== THE TASK ==
In the data below, which lines hold the word "circle"? Copy them.

== EXCERPTED RECORDS ==
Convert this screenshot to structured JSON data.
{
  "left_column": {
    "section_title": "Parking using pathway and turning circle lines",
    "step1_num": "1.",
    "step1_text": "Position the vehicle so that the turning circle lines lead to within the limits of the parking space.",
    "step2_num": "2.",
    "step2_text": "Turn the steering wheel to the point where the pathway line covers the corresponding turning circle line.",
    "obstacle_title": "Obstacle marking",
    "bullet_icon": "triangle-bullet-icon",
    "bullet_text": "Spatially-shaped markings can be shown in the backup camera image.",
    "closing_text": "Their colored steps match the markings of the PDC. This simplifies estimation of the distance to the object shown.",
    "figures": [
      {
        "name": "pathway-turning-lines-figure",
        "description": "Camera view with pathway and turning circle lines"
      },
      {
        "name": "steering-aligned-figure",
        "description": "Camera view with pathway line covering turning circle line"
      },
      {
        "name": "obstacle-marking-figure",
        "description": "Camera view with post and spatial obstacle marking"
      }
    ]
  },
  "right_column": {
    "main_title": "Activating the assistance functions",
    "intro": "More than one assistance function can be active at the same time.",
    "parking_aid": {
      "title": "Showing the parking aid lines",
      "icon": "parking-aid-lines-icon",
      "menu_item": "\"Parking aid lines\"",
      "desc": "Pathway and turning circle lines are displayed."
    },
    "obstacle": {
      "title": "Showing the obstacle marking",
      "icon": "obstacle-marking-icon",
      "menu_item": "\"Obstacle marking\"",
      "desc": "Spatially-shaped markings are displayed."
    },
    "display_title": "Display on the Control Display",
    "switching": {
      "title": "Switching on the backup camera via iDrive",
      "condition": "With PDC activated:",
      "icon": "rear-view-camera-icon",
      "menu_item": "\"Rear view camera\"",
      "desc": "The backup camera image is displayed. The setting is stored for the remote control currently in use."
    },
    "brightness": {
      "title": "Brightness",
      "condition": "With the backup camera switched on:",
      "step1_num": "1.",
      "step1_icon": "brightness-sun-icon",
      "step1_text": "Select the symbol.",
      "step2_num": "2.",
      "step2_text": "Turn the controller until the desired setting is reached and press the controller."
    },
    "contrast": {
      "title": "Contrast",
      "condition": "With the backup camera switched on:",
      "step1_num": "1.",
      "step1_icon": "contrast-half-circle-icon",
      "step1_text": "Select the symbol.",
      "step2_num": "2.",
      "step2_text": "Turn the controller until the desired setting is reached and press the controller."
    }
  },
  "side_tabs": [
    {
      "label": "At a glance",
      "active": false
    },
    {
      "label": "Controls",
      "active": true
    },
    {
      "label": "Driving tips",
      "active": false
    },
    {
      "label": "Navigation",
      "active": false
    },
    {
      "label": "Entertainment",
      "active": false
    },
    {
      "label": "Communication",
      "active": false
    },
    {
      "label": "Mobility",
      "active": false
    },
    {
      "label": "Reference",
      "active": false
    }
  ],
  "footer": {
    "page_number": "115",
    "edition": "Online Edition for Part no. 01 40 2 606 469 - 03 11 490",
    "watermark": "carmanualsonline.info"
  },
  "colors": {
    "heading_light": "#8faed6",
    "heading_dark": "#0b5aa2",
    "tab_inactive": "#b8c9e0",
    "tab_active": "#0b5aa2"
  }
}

== SOLUTION ==
    "section_title": "Parking using pathway and turning circle lines",
    "step1_text": "Position the vehicle so that the turning circle lines lead to within the limits of the parking space.",
    "step2_text": "Turn the steering wheel to the point where the pathway line covers the corresponding turning circle line.",
        "description": "Camera view with pathway and turning circle lines"
        "description": "Camera view with pathway line covering turning circle line"
      "desc": "Pathway and turning circle lines are displayed."
      "step1_icon": "contrast-half-circle-icon",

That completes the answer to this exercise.